Conversely, many recruiters go into way too much detail about responsibilities, outlining every. single. thing. the candidate will have to do, even if they’re minor duties or potential one offs. Instead of listing everything the candidate will do in a job, focus on the most important responsibilities they HAVE to do or will be accountable for.
Emphasizing less, not more, leads to more effective candidate self-selection, with many choosing to opt out if they have a clearer view of whether or not they’re actually a fit for a few key things instead of a potential match for a laundry list of “nice to haves” that could easily be eliminated – along with many unqualified applicants, too.
Alternatively, you don’t want to scare away qualified applicants who remove themselves from the running because they don’t exactly match the dozens of requirements listed on a posting, but in reality, could easily excel at the job and have the requisite skills and experience, but maybe don’t meet every “preferred” qualification you have listed and opt out, figuring they don’t have a chance.
Must have, not nice to have – these are the real minimum qualifications recruiters should worry about.
3. Size Matters.
If you’re still reading this, then you’ve got a longer attention span than most people. But don’t assume a candidate is going to take any longer than a few seconds to review a job posting.
Like a recruiter viewing a resume, they look for the bolded words, skim the bulleted list and whether or not there’s a placement possibility.

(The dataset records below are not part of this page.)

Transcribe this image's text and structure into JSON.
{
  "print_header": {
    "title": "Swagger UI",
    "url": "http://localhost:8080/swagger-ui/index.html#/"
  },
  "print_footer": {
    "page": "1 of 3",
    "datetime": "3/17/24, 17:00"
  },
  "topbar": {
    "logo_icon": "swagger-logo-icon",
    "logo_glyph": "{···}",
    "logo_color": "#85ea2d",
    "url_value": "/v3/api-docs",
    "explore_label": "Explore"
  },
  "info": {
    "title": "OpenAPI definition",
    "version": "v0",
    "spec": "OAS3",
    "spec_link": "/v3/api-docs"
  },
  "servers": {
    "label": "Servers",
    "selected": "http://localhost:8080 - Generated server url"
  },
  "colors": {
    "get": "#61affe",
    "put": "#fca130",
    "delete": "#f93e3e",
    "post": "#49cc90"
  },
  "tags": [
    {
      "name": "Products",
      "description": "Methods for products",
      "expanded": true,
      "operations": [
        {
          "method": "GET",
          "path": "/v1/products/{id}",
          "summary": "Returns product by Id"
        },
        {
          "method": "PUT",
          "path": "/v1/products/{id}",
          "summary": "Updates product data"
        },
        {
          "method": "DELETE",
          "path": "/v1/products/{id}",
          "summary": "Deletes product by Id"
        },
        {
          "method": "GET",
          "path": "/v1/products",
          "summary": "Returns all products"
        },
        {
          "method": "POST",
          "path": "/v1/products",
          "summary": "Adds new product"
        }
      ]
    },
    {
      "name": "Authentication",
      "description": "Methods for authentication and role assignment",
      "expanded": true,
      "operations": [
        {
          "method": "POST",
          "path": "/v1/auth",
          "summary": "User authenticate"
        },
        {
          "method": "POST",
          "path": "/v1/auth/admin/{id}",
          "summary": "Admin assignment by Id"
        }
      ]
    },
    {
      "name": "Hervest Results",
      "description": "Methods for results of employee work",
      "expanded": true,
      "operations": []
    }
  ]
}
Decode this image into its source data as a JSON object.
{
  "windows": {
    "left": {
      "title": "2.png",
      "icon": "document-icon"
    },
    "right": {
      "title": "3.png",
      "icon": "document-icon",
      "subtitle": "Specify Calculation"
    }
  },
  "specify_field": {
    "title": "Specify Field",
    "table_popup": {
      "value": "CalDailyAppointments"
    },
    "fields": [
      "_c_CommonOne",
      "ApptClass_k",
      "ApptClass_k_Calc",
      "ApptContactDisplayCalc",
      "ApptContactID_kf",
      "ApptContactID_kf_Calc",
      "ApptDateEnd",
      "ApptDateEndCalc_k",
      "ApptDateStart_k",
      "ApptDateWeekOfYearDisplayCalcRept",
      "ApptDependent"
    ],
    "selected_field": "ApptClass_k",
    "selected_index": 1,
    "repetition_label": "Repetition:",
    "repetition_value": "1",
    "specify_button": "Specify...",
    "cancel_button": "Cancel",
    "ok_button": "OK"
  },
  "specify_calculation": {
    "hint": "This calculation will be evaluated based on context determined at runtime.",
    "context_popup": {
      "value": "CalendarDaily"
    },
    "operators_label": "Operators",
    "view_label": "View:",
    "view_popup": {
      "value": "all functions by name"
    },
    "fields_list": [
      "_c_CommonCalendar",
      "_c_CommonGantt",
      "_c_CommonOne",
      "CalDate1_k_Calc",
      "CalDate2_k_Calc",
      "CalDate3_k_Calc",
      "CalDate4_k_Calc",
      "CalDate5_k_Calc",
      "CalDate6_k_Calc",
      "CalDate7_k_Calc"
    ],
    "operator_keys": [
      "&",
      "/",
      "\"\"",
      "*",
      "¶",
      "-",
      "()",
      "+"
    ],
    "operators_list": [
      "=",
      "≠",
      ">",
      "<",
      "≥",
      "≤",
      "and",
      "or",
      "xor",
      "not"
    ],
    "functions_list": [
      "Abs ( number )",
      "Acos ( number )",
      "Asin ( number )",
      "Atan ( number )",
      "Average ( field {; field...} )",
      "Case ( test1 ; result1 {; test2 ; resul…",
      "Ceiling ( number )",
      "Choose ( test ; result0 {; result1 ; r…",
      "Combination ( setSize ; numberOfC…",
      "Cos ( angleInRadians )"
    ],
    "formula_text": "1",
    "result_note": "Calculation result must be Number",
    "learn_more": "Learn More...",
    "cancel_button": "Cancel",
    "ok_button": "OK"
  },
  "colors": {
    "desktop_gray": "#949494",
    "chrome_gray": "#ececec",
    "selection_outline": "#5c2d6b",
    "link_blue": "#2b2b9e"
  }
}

This takes 7-8 seconds, on average, which means getting candidates means getting to the point. The worst thing you can do in that brief window of opportunity is sound like every other job description out there.
Which is the entire point, really.
If you want to watch the power of job postings in action, check out CareerBuilder, whose platform of powerful recruiting tools makes it easier to write great job descriptions that get seen by great candidates.
Job postings aren’t dead – they’re just different. But if you think they’re going away any time soon, think again.
And because they’re here to stay – think CareerBuilder.
Click here to get started attracting better candidates today through CareerBuilder job postings.